She teaches classes every day. Penmanship classes take place four days a week at various times; calligraphy classes are offered twice a day on Tuesdays, Wednesdays and Thursdays.
She even teaches sumi-e classes that begin with the ritual of rubbing the ink stick onto a stone to make the ink, then using various brush strokes to draw traditional subjects such as bamboo, plum blossoms, pine and chrysanthemums.
Everything begins with learning to feel comfortable with a pen, pencil or brush in your hand.
Penmanship students come to weekly classes; calligraphy students come whenever they want after they’ve learned the basics.
“I tell them all to take the tools — the pens and inks — and go practice and play with them and have fun. More than anything, I want them to enjoy it,” she said. “You don’t have to be a monk to do calligraphy or have nice handwriting.”
One of her students, a teenage girl, loves to experiment. “She’s just fearless. That makes me very happy because I love projects that push me to experiment — and students who want to take chances and try new techniques.”
Her students range in age from 8 to over 80 and many of them drop by the store just to say hello or show Serra a new project they’re working on.
Island resident Roy Jackson, a retired art director who worked at ad agencies in Seattle, visits frequently to chat and share samples of different styles of calligraphy he’s found. Designer Walter Bell often stops by to show Serra some of the colorful new papers he has created.
Eve Laeger of Port Ludlow needed to know how to fix her new fountain pen when the ink suddenly wouldn’t flow. Serra simply dipped the pen’s point in a tiny container of water and the ink immediately flowed freely. “In this dry weather, ink dries out really quickly. So all you need to do is dip your pen in water,” she said with a smile.
Those kinds of interactions with customers and visitors are special moments. “One of the things I love best about the shop is the people who come in here,” she said. “It makes me so happy when someone walks in who didn’t plan to do any handwriting — and then they get excited about it.”
Serra recalled a customer from Houston, Texas, who stopped by the store. “I gave him a pen and later he wrote me a thank-you note saying, ‘I could have sent you an email but I wanted to send you a handwritten card instead.'”
Another time, she gave a dipping pen to a little boy whose parents had come into the shop. “I made a deal with him that I’d also give him a bottle of ink if he promised to write me a letter,” she said. “He jumped up and down and said, ‘This is the best day of my life!’
“That is why I do this. I have no words to describe moments like that.”
Navy folks who want to write letters to their loved ones are drawn to her shop for fountain pens and inks.
She encourages grandparents to write letters to their grandkids. “I tell them that if they write to a child, the child will write them back,” she said.
Recently, she handwrote a letter to the king of Tonga for a customer who was returning a rare fabric that the king had given to her late husband. “Her husband died and she thought the treasure should be returned to its original country,” Serra said.
At the top of the letter, Serra added a drawing of one of the symbols on the fabric.

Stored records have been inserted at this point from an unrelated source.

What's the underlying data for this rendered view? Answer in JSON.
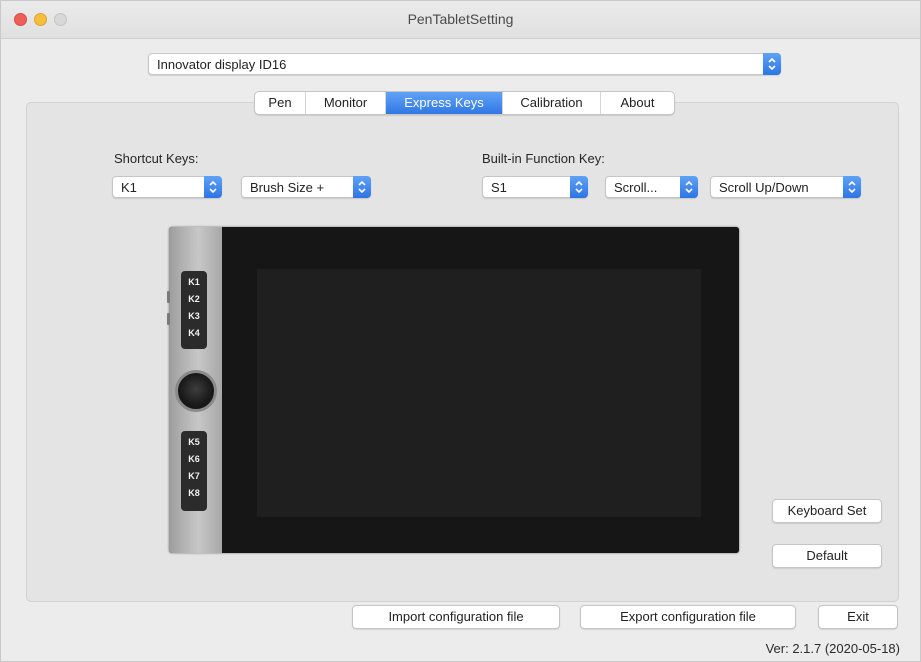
{
  "window": {
    "title": "PenTabletSetting"
  },
  "device": {
    "selected": "Innovator display ID16"
  },
  "tabs": [
    {
      "label": "Pen"
    },
    {
      "label": "Monitor"
    },
    {
      "label": "Express Keys"
    },
    {
      "label": "Calibration"
    },
    {
      "label": "About"
    }
  ],
  "active_tab": "Express Keys",
  "shortcut": {
    "label": "Shortcut Keys:",
    "key_value": "K1",
    "function_value": "Brush Size +"
  },
  "builtin": {
    "label": "Built-in Function Key:",
    "key_value": "S1",
    "function_value": "Scroll...",
    "direction_value": "Scroll Up/Down"
  },
  "tablet": {
    "keys_top": [
      "K1",
      "K2",
      "K3",
      "K4"
    ],
    "keys_bottom": [
      "K5",
      "K6",
      "K7",
      "K8"
    ]
  },
  "buttons": {
    "keyboard_set": "Keyboard Set",
    "default": "Default",
    "import": "Import configuration file",
    "export": "Export configuration file",
    "exit": "Exit"
  },
  "version": "Ver: 2.1.7 (2020-05-18)",
  "colors": {
    "accent": "#2f77e4",
    "tablet_body": "#161616",
    "bezel": "#b5b5b5"
  }
}
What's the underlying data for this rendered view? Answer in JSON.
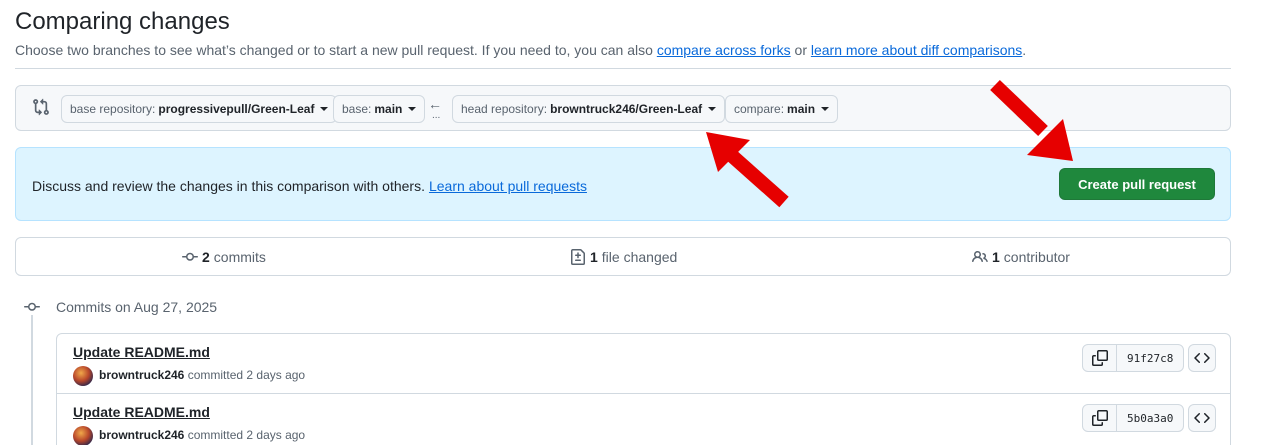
{
  "header": {
    "title": "Comparing changes",
    "subtitle_text": "Choose two branches to see what’s changed or to start a new pull request. If you need to, you can also",
    "compare_forks_link": "compare across forks",
    "or_text": "or",
    "learn_diff_link": "learn more about diff comparisons",
    "period": "."
  },
  "range": {
    "base_repo_label": "base repository:",
    "base_repo_value": "progressivepull/Green-Leaf",
    "base_label": "base:",
    "base_value": "main",
    "swap_glyph": "←",
    "swap_dots": "...",
    "head_repo_label": "head repository:",
    "head_repo_value": "browntruck246/Green-Leaf",
    "compare_label": "compare:",
    "compare_value": "main"
  },
  "info": {
    "text": "Discuss and review the changes in this comparison with others.",
    "link": "Learn about pull requests",
    "create_button": "Create pull request"
  },
  "stats": {
    "commits_count": "2",
    "commits_label": "commits",
    "files_count": "1",
    "files_label": "file changed",
    "contributors_count": "1",
    "contributors_label": "contributor"
  },
  "commits": {
    "date_header": "Commits on Aug 27, 2025",
    "items": [
      {
        "title": "Update README.md",
        "author": "browntruck246",
        "action": "committed 2 days ago",
        "sha": "91f27c8"
      },
      {
        "title": "Update README.md",
        "author": "browntruck246",
        "action": "committed 2 days ago",
        "sha": "5b0a3a0"
      }
    ]
  },
  "colors": {
    "accent_link": "#0969da",
    "create_button_bg": "#1f883d",
    "info_bg": "#ddf4ff",
    "annotation_arrow": "#e60000"
  }
}
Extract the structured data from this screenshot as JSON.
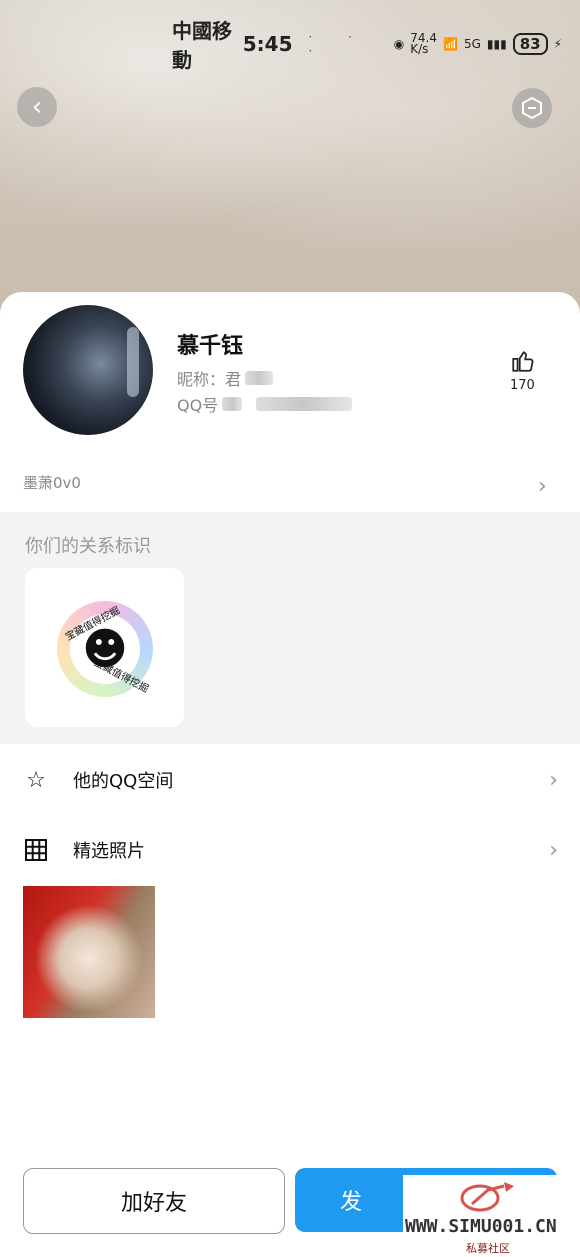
{
  "status_bar": {
    "carrier": "中國移動",
    "time": "5:45",
    "net_speed_value": "74.4",
    "net_speed_unit": "K/s",
    "net_type": "5G",
    "battery": "83"
  },
  "profile": {
    "name": "慕千钰",
    "nickname_label": "昵称：君",
    "qq_label": "QQ号",
    "likes": "170",
    "signature": "墨萧0v0"
  },
  "relation": {
    "title": "你们的关系标识",
    "badge_text_top": "宝藏值得挖掘",
    "badge_text_bottom": "宝藏值得挖掘"
  },
  "menu": {
    "qzone_label": "他的QQ空间",
    "photos_label": "精选照片"
  },
  "actions": {
    "add_friend": "加好友",
    "send_partial": "发"
  },
  "watermark": {
    "site": "WWW.SIMU001.CN",
    "sub": "私募社区"
  },
  "colors": {
    "primary": "#1e9bf0",
    "gray_bg": "#f3f3f3"
  }
}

She’s also designing and lettering a Christmas card for a monk at St. Martin’s College in Olympia.
Each project has a story both the sender and the recipient will treasure.
“People shouldn’t be fearful of their own handwriting,” she said. “Everyone’s handwriting has character and is an extension of their personality. Everyone should enjoy writing and have fun with it.”
Helping people find that joy is a gift Serra loves to give to anyone willing to try.
“It’s a gift I can give to young and old that I hope will stay with them for the rest of their life,” she said.